Sarah Milburn, 24, took an Uber after a night out with friends in Uptown Dallas, buckled her seatbelt in the back of a Honda Odyssey driven by Anan Yusufzai — and nearly died on the way home.
The driver sped through a red light at a busy intersection of McKinney and Fitzhugh Avenues and was T-boned by a Ford F-150 pickup truck.
The Odyssey flipped upside down with Sarah trapped in the back. The rescue workers cut her out of the back of the van and rushed her to Baylor University Medical Center.
Tragically, the car accident crushed her spine and left her a quadriplegic, paralyzed from the chest down.
In January 2017, she filed a multi-million dollar lawsuit against the driver, the owner of the Honda, Uber Technologies, and Honda Motor Company. She says:
It could have been anyone. Millions of people trust Uber with their lives, and they obviously aren’t doing it the right way.”
The big question now is whether she can hold Uber accountable for failing to adequately vet its drivers. Her lawyers say the driver had a criminal history and was driving an uninsured vehicle that did not belong to him.
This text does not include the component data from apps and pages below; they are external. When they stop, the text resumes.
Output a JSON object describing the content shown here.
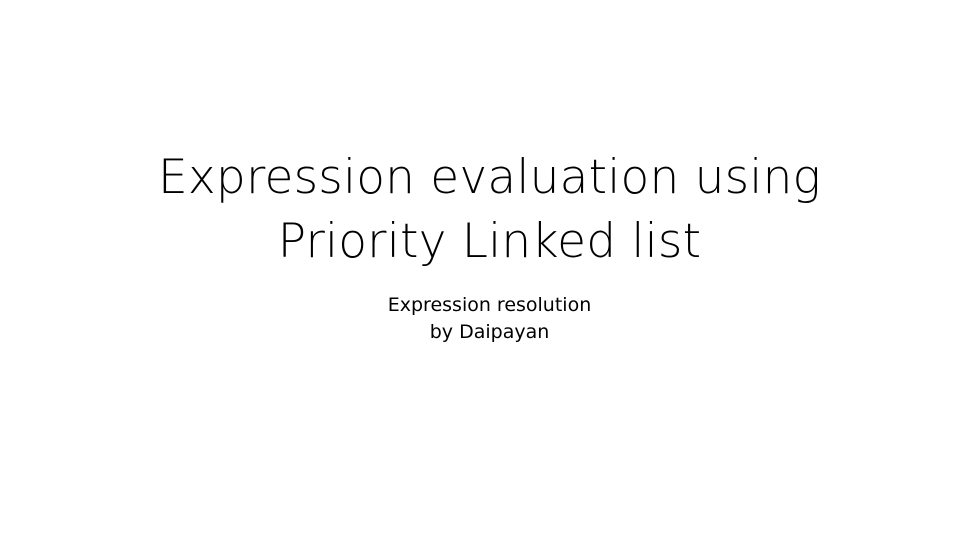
{
  "slide": {
    "title_lines": [
      "Expression evaluation using",
      "Priority Linked list"
    ],
    "subtitle_lines": [
      "Expression resolution",
      "by Daipayan"
    ]
  }
}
Unless a settlement is reached, a jury in Texas will now decide if Uber recklessly allowed a dangerous driver to shuttle passengers around while advertising a “safe ride.”